IAPPart one – Assignment Context & Critical Analysis

A1 Context & Critical Analysis

The Non Familiar

Back Course Work

Research Context and Critical Analysis Development Initial Submission

Tutor Feedback Reflection Rework Final Submission

 

Context

From the exercises and the research during the exercises the following points have been demonstrated and references given:

  • Historic portrait artists such as Sander used background Pose and Props to convey information about the subjects:
  • Typology is a science that has been adopted by portrait artists to categories a collect images together in a series
  • Identity is key to portraying the individual place helps to convey who someone is
  • Portraits tell us who the photographer wants the subject to be not necessarily who they are
  • Displaying a series of portraits together sometimes tells a different story to the individual images

 

From Research into the Assignment the following seems relevant:

Taking portraits of people you do not know is difficult:

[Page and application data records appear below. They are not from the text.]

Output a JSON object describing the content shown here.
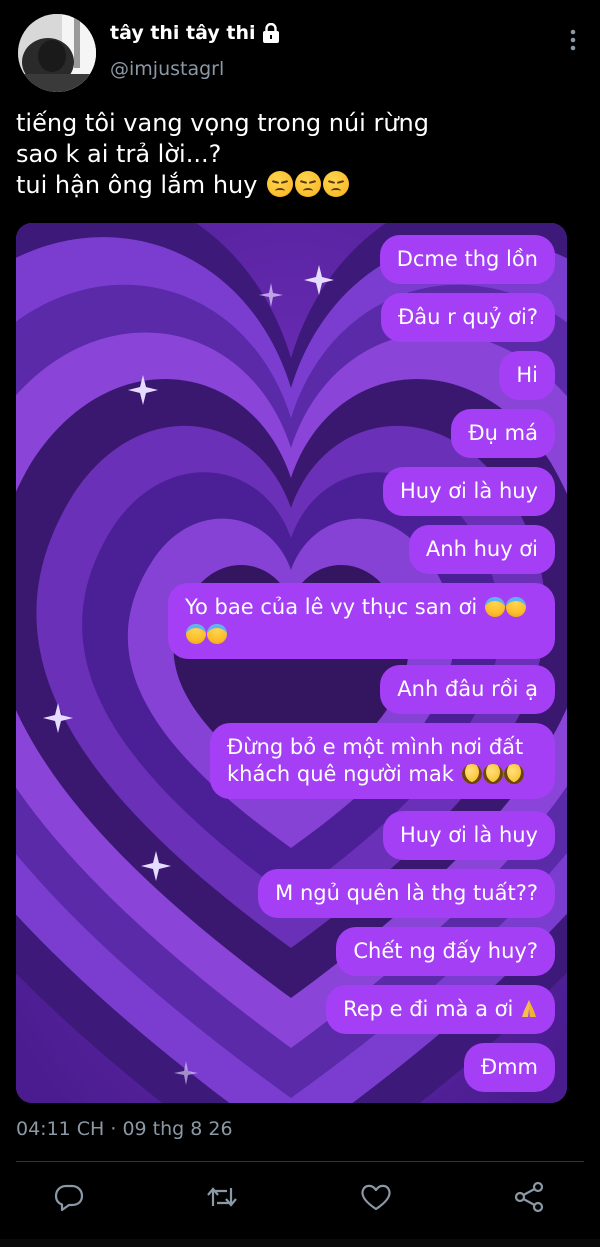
{
  "profile": {
    "display_name": "tây thi tây thi",
    "handle": "@imjustagrl"
  },
  "tweet": {
    "lines": [
      "tiếng tôi vang vọng trong núi rừng",
      "sao k ai trả lời...?",
      "tui hận ông lắm huy"
    ],
    "timestamp": "04:11 CH · 09 thg 8 26"
  },
  "chat": {
    "messages": [
      {
        "text": "Dcme thg lồn"
      },
      {
        "text": "Đâu r quỷ ơi?"
      },
      {
        "text": "Hi"
      },
      {
        "text": "Đụ má"
      },
      {
        "text": "Huy ơi là huy"
      },
      {
        "text": "Anh huy ơi"
      },
      {
        "text": "Yo bae của lê vy thục san ơi"
      },
      {
        "text": "Anh đâu rồi ạ"
      },
      {
        "text": "Đừng bỏ e một mình nơi đất"
      },
      {
        "text": "khách quê người mak"
      },
      {
        "text": "Huy ơi là huy"
      },
      {
        "text": "M ngủ quên là thg tuất??"
      },
      {
        "text": "Chết ng đấy huy?"
      },
      {
        "text": "Rep e đi mà a ơi"
      },
      {
        "text": "Đmm"
      }
    ]
  },
  "icons": {
    "lock": "lock-icon",
    "more": "more-vertical-icon",
    "reply": "reply-icon",
    "retweet": "retweet-icon",
    "like": "heart-icon",
    "share": "share-icon"
  },
  "colors": {
    "background": "#000000",
    "bubble": "#a43ff5",
    "media_base": "#6a2ab8",
    "secondary_text": "#8b98a5"
  }
}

Westergren, D. (2013) How to photograph strangers. Available at: http://intelligenttravel.nationalgeographic.com/2013/03/15/how-to-photograph-strangers/ (Accessed: 29 March 2016).
(Westergren, 2013)
“Taking a photograph of someone you don’t know is one of the most difficult things to do for many beginning photographers.” (Westergren, 2013)
ebook (2015) How to photography people you don’t know by David Smith | world travel photography tips & adventures. Available at: http://www.interfaceimages.com/blog/2011/08/travel-photography-tip-taking-photos-of-people-you-dont-know/ (Accessed: 29 March 2016).
(ebook, 2015)
“Local people add color and excitement to travel pictures so photograph them…an intimidating idea to many of us. Flowers, animals and mountain lakes don’t talk back to you but it is people who make the world colorful, friendly and more interesting (IMHO). Be aware that different cultures react differently to foreigners and photographers.” (ebook, 2015)

How do we overcome this Dan Westergren says:

Westergren, D. (2013) How to photograph strangers. Available at: http://intelligenttravel.nationalgeographic.com/2013/03/15/how-to-photograph-strangers/ (Accessed: 29 March 2016).
(Westergren, 2013)
So, how do you get comfortable taking pictures of people? The first step is to realize that most people don’t mind being photographed. The simplest thing to do is make up your mind that you are interested in showing people in your photographs and force yourself to go out and meet people with your camera.

 

Dan also says that a project or assignment is critical:

Westergren, D. (2013) How to photograph strangers. Available at: http://intelligenttravel.nationalgeographic.com/2013/03/15/how-to-photograph-strangers/ (Accessed: 29 March 2016).
(Westergren, 2013)
“Give yourself an assignment — a story that you would like to cover. This story idea will go a long way toward making people feel comfortable with you photographing them, providing an answer to the inevitable question they will ask when you make the request: why?” (Westergren, 2013)

 

“It’s very important to force yourself to interact with people when you want to take their picture. Some people are naturally friendly and enjoy walking up to strangers and introducing themselves. The camera gives you an excuse to become one of those people.” (Westergren, 2013)
 

Critical Analysis

From the research done it would seem that it is important to have a topic, this assignment could be accomplished by just walking outside my house and asking the first five people I meet to let me take their photo.

Clearly that would not acheive very much and would not tie into the work that has been accomplished so far in the exercises, as I want to make my work more heavily based on my research in this module I would therefore follow that the elements described above are the key learning points of the module so far.

This leaves me needing to create an assignment that is:

  1. 5 Portraits of people I do not know (Key request from the assignment brief)
  2. Relates in some way to historic portraiture as studied:
    1. Probably a typology to give the project a theme
    2. Using background props and pose to convey the identity of the subjects
  3. Has a theme or subject see typology in point 2